By comparison to most readers of this newsletter, I would consider myself to be a complete novice in the area of genealogy, although I believe my interest was first aroused many years ago when I was just a schoolboy. My mother would have lengthy talks around the fireside at home telling me about my grandparents and their family.
My grandfather Edward, and grandmother Emily Francis Chandler, the daughter of a local builder, lived in a tiny terraced cottage at 26 Lower Church Lane, Farnham, Surrey. Here they raised their family of two boys and two girls.
In my imagination, I could see my grandfather who I can remember as a lovable old man with grey whiskers on his chin, a flat cloth cap on his head and the British Legion badge so proudly worn on his jacket lapel, stepping out of the front door of his house, straight onto the narrow cobbled street.

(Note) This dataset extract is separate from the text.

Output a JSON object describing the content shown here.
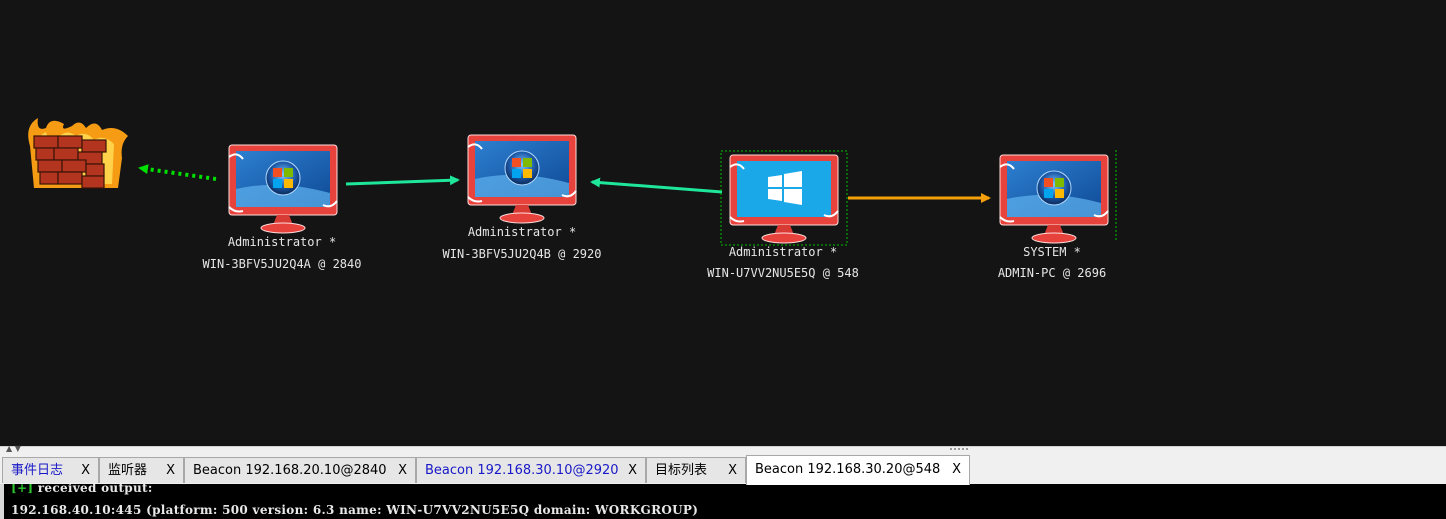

From here he would start the short walk to work at the Bush Hotel in Farnham town centre, where he was employed as a domestic coachman. Part of his duties included collecting passengers from the local railway station, and, with his handsome coach and horses, he would transfer the guests to the hotel. In my youthful mind, I could hear the sound of hooves and iron clad wheels as they entered the ornately arched and cobbled hotel courtyard.
My great grandfather John, was baptised at Cuckfield in 1846, and grew up to be a blacksmith living in Staplefield, and on the 5 December 1870, he married Esther. She was born in 1849, the daughter of Edward Dawes, an agricultural labourer, and an intriguing discovery was that Esther’s mother, Martha, was the daughter of James Lindfield, a local broom maker. Within two generations I have two branches of the Lindfield tree.
St Catherine’s indexes record John born 1874 and Esther born 1872 and I am soon hoping to confirm that these were the elder brother and sister of Edward, who my mother knew affectionately as “Uncle Jack and Auntie Etty”, meaning that the first two children in the family were named after their parents.
At some time before the end of the 19th century, John and his family had moved from Sussex and he was working at the blacksmith’s shop at Frensham, near Farnham, and many times I have been told the story of a huge pair of wrought iron gates that he had built for the nearby Grayswood Manor House, and that during World War 2 they were hurriedly exported to prevent them being requisitioned for use in the armaments industry.
By 1904 he had changed his occupation and in partnership with his eldest son John, had opened the cycle business in Bagshot, Surrey, which features in the cover picture. The photograph seems to indicate that he still used his heavy blacksmith’s hammer for the cycle repair work!
My one great sadness is in the knowledge that no boys were born to either of grandfather’s two sons, so with the eventual demise of my dear old uncle Albert, my branch will fall from the Lindfield family tree.